Did John McCain say that? Nope. Susan Rice, a top Barack Obama advisor, said it–about Clinton and her own advisee. That, fundamentally, is the problem with the Clinton attack and Obama’s counterattack. (“I know she talks about visiting 80 countries. It’s not clear, ya know, was she negotiating treaties or agreements or was she handling crises during this period of time? My sense is the answer is no.”)

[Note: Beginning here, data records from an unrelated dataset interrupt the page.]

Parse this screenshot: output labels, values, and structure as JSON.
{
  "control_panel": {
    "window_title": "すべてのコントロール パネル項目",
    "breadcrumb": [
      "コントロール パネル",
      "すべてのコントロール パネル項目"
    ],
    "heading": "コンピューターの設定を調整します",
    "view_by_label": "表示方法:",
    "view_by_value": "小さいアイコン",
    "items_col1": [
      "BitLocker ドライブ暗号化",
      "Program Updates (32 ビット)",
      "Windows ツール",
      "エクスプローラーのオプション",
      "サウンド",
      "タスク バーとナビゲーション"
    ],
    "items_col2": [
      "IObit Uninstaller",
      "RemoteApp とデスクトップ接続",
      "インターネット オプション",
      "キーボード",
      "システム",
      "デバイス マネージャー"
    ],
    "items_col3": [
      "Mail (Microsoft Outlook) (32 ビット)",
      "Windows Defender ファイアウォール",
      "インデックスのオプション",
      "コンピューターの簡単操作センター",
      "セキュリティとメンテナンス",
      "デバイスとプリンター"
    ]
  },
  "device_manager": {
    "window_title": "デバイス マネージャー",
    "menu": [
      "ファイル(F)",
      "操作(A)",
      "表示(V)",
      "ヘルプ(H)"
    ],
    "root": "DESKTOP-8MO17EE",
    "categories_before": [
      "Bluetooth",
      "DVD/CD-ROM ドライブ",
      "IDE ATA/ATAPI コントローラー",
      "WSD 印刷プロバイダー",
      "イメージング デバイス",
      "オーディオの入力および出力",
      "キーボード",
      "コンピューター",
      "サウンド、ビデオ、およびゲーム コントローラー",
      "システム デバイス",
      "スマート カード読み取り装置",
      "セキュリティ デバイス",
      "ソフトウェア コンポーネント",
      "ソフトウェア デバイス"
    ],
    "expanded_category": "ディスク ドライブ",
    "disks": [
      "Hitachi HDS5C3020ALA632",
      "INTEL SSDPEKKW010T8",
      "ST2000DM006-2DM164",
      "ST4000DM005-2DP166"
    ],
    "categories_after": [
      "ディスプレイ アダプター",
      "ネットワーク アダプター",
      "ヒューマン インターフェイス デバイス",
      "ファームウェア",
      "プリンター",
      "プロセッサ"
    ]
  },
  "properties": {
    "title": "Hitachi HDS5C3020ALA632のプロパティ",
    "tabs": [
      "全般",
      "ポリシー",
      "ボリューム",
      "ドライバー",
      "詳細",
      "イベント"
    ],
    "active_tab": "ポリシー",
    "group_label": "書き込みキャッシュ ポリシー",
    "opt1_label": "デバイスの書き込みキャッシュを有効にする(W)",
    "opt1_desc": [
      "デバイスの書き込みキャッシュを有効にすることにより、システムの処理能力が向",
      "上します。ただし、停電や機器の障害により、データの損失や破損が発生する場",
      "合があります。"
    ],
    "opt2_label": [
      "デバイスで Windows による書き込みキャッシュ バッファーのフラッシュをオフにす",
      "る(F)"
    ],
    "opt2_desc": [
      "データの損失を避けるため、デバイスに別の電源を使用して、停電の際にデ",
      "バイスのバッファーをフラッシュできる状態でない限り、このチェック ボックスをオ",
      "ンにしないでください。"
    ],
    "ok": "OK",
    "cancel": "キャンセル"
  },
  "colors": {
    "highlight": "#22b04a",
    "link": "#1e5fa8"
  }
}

Now, she may argue, and I think she is slowly getting around to this, that she is just tougher and more savvy about the world than Obama. The problem there (at least in a primary) is that, as a Clinton advisor let on, “Military stuff just doesn’t make it with Democratic voters.” Nevertheless, Clinton does not need to become Bush-lite to convince Democratic primary voters that there is something flimsy and unrealistic about Obama’s approach. (Is Obama still going to have tea with Hugo Chavez or would he ask that Chavez stop supporting FARC and undermining his

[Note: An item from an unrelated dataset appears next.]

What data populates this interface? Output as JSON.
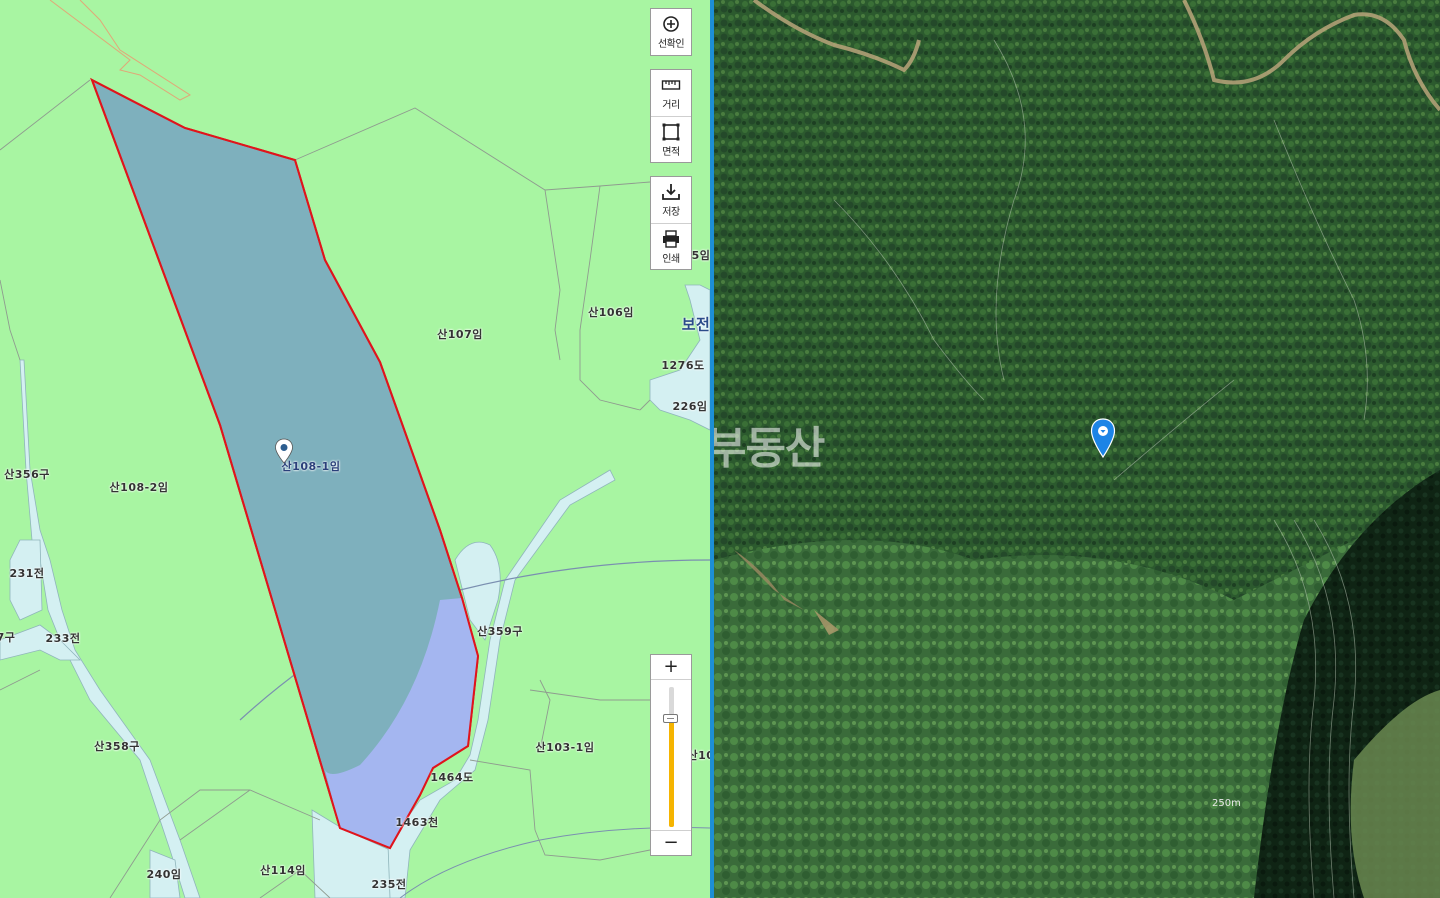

Columbian Colombian neighbors first?) This ultimately makes him vulnerable to a McCain attack in the general election. In this regard, McCain’s capture of the nomination provides Clinton with a talking point about who is best able to go toe-to-toe with him. As the national security issue transforms into an electability issue, it becomes more potent for voters, and more importantly, for those superdelegates who will ultimately put one of the candidates over the 2025 delegate total.